Students, parents, alumni, faculty, and administrators gathered online for a virtual Family Weekend and Homecoming from Oct. 17 to 18. Because of the COVID-19 pandemic, the University was unable to hold its usual in-person events and opted to move the events online instead of postponing or cancelling the weekend.
Typically, families and alumni come to campus during Family Weekend and Homecoming to watch athletic events, where the University competes against either Williams or Amherst (its Little Three rivals), as well as to attend open classes, panels, and other events.
Vice President for Advancement Frantz Williams Jr. ’99 expressed that the goal of the virtual weekend was to create an experience that was as close to an in-person Family Weekend and Homecoming as possible.
“We offered things like virtual tours, sample classes, and our traditional Parents Assembly and annual Dwight L. Greene Symposium via Zoom,” Williams Jr. wrote in an email to The Argus. “We also included videos to capture the on-campus student experience from a variety of perspectives, and brought faculty and students together with alumni and families through virtual panel discussions on topics including climate change, careers, movies, and politics.”
While this event may not be what parents and alumni hoped for, Wesleyan parent Ginny Edwards shared that it was still important for her to attend in order to support the students and the University.
“I think it’s a lesson in how much of our experience in this time is not satisfying,” Edwards said. “It’s going to be a different kind of thing, but as a parent you always want to support your kid and you always want them to be inspired, especially since this year is so distanced and disconnected. It’s a good way to show support to the school.”
The weekend opened with remarks from President Michael Roth ’78 and Provost and Senior Vice President for Academic Affairs Nicole Stanton, updating attendees on the University’s academic COVID-19 protocols and reporting case numbers from the fall semester thus far.
“Provost Stanton will talk a little bit about what the academic experience is looking like this semester, and provide some examples of the ways in which faculty are doing safe instruction if they’re teaching in person and also talk a little bit about the balance of virtual versus fully online versus in person versus hybrid classes to give families a sense of the overall picture,” Whaley said.

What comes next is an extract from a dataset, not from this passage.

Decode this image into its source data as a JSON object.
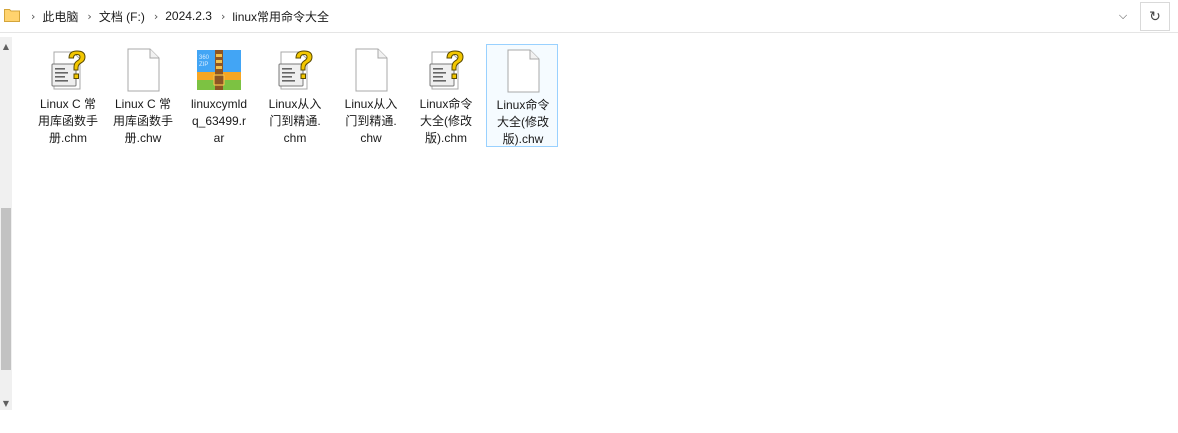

These virtual events saw increased attendance and more geographical diversity among participants than in past years.
“By going virtual, folks from all over the globe have been able to participate in ways they wouldn’t have if we were solely on campus,” Williams Jr. wrote. “A powerful example was the 28th Annual Dwight Greene Symposium, which had a higher attendance than usual, and the casual on-line ‘reception’ after the symposium extended well past the initially-scheduled time, replicating an energetic in-person event. Our hope is that, even when we’re able to return to in-person events, we can offer some options for more people to participate in order to enhance a greater sense of community.”
Similarly, Vice President for Student Affairs Mike Whaley has been trying to help recreate the experience of visiting campus for parents who are missing out by taking photos around the University to capture campus life.
“For my part, because parents have been unable to visit and to be on campus and so forth, I’ve been walking around campus and taking pictures of what life on campus is like,” Whaley said. “A lot of parents, I think, are wondering what it’s like so I have a lot of pictures of everything from dining to WesStation, to people studying and Olin, to athletics, just to give people a sense of what campus life is like.”
Despite the challenges of being fully online, the weekend was designed to bring the University’s community together and show what campus life is like for students this semester.
“We hope that through videos, seminars, and social media interaction, they [the attendees] will get a sense of what’s happening on campus during COVID and that Wesleyan is still the stimulating and innovative place it’s always been,” Williams Jr. said.
Katarina Grealish can be reached at firstname.lastname@example.org